    • You have this condition and your symptomsget worseor do not improve with treatment

    References

    Olgin JE. Approach to the patient with suspected arrhythmias. In: Goldman L, Schafer AI, eds. Cecil Medicine. 24th ed. Philadelphia, Pa: Saunders Elsevier; 2011:chap. 62.

    Rubart M, Zipes D. Genesis of cardiac arrhythmias: electrophysiologic considerations. In: Bonow RO, Mann DL, Zipes DP, Libby P, eds. Braunwald's Heart Disease: A Textbook of Cardiovascular Medicine. 9th ed. Philadelphia, Pa: Saunders Elsevier; 2011:chap 35.

    BACK TO TOP

    • Heart, section through t...

      illustration

    • Heart, front view

      illustration

    • Electrocardiogram (ECG)

      illustration

      • Heart, section through t...

        illustration

      • Heart, front view

        illustration

      • Electrocardiogram (ECG)

        illustration

      Self Care

        Tests for Ectopic heartbeat

          Review Date: 6/18/2012

          Reviewed By: David C. Dugdale, III, MD, Professor of Medicine, Division of General Medicine, Department of Medicine, University of Washington School of Medicine; and Michael A. Chen, MD, PhD, Assistant Professor of Medicine, Division of Cardiology, Harborview Medical Center, University of Washington Medical School, Seattle, Washington. Also reviewed by David Zieve, MD, MHA, Medical Director, A.D.A.M. Health Solutions, Ebix, Inc.

          The information provided herein should not be used during any medical emergency or for the diagnosis or treatment of any medical condition. A licensed medical professional should be consulted for diagnosis and treatment of any and all medical conditions. Links to other sites are provided for information only -- they do not constitute endorsements of those other sites. © 1997- A.D.A.M., Inc. Any duplication or distribution of the information contained herein is strictly prohibited.
          adam.com

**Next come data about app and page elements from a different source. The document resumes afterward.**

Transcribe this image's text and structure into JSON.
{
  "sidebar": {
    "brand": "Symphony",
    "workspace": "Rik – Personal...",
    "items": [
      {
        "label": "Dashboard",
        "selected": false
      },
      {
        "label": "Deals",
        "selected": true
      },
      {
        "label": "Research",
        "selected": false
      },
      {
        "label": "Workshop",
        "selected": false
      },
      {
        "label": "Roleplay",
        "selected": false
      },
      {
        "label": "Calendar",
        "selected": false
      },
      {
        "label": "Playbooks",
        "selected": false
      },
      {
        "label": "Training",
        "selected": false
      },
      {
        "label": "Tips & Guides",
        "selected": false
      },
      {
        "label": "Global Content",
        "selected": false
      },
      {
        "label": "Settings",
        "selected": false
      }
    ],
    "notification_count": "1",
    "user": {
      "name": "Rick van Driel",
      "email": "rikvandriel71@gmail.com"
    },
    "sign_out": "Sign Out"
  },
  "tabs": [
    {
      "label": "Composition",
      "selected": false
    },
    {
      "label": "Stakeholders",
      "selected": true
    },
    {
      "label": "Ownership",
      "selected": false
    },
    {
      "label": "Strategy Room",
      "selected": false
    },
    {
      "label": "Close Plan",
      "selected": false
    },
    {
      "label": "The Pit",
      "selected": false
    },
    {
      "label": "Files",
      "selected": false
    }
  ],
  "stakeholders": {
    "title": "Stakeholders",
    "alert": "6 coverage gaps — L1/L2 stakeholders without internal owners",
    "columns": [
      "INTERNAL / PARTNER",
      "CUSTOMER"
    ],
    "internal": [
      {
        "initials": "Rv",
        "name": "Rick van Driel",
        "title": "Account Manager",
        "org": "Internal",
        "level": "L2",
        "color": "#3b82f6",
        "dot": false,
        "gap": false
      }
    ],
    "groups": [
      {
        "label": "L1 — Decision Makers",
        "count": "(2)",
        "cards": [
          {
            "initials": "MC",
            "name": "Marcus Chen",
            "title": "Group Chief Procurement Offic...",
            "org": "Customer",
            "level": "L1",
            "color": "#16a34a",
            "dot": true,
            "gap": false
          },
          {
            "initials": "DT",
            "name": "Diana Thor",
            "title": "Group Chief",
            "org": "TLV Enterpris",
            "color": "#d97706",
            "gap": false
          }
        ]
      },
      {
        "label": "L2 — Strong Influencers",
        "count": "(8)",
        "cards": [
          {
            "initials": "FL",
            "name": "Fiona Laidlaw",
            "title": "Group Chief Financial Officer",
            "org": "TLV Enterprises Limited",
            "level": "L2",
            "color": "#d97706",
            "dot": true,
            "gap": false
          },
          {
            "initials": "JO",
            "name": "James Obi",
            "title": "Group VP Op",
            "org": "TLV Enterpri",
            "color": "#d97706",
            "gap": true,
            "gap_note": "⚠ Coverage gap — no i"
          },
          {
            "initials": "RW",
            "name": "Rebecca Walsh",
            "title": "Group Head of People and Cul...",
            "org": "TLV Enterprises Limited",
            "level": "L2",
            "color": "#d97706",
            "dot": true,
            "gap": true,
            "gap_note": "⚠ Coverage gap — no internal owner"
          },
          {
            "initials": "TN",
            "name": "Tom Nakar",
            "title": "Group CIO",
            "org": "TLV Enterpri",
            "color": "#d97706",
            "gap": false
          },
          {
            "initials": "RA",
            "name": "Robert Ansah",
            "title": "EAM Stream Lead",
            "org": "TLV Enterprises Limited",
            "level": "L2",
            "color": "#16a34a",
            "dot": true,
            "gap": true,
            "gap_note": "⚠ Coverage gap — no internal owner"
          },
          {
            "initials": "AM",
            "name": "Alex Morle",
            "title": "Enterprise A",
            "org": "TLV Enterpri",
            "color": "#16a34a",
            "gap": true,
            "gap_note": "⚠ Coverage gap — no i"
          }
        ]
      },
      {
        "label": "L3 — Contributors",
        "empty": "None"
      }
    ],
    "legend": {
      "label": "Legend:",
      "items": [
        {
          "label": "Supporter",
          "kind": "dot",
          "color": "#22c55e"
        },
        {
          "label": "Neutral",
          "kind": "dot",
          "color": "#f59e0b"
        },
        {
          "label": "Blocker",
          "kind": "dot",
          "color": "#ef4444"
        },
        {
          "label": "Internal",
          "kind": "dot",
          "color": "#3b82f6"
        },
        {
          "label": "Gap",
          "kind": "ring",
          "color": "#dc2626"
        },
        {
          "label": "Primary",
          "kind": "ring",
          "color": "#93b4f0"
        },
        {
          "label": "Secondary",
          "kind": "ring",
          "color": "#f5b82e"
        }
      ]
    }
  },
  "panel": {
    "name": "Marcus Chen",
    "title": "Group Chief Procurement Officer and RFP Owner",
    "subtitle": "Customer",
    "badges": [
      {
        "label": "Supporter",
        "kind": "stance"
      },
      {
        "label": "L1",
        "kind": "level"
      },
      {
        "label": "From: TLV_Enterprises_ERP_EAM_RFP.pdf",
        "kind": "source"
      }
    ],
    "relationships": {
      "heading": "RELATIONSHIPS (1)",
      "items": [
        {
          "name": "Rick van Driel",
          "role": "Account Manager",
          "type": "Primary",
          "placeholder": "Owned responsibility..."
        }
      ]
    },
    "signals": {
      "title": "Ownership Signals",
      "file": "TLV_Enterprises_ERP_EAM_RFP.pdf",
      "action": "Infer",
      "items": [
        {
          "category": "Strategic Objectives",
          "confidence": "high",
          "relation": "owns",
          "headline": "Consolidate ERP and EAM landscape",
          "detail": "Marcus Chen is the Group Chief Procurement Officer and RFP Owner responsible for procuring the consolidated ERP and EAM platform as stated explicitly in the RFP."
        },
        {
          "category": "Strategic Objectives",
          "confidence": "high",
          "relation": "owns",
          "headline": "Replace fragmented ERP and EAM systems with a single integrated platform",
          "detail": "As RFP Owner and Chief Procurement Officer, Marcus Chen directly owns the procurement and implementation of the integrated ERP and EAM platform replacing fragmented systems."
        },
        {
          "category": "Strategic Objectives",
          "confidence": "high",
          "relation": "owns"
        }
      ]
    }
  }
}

          A.D.A.M. content is best viewed in IE9 or above, Fire Fox and chrome browser.


          Back  |  Top
          About Us
          Contact Us
          History
          Mission
          Locations & Directions
          Quality Reports
          Annual Reports
          Honors & Awards
          Community Health Needs
          Assessment

          Newsroom
          Services
          Brain & Spine
          Cancer
          Heart
          Maternity
          Orthopedics
          Pulmonary
          Sleep Medicine
          Urgent Care
          Women's Services
          All Services
          Patients & Visitors
          Locations & Directions
          Find a Physician
          Tour St. Luke's
          Patient & Visitor Information
          Contact Us
          Payment Options
          Financial Assistance
          Send a Card
          Mammogram Appointments
          Health Tools
          My Personal Health
          mystlukes
          Spirit of Women
          Health Information & Tools
          Clinical Trials
          Health Risk Assessments
          Employer Programs -
          Passport to Wellness

          Classes & Events
          Classes & Events
          Spirit of Women
          Donate & Volunteer
          Giving Opportunities
          Volunteer
          Physicians & Employees
          For Physicians
          Remote Access
          Medical Residency Information
          Pharmacy Residency Information
          Physician CPOE Training
          Careers
          Careers
          St. Luke's Hospital - 232 South Woods Mill Road - Chesterfield, MO 63017 Main Number: 314-434-1500 Emergency Dept: 314-205-6990 Patient Billing: 888-924-9200
          Copyright © St. Luke's Hospital Website Terms and Conditions  |  Privacy Policy  |  Patient Notice of Privacy Policies PDF Sitemap St. Luke's Mobile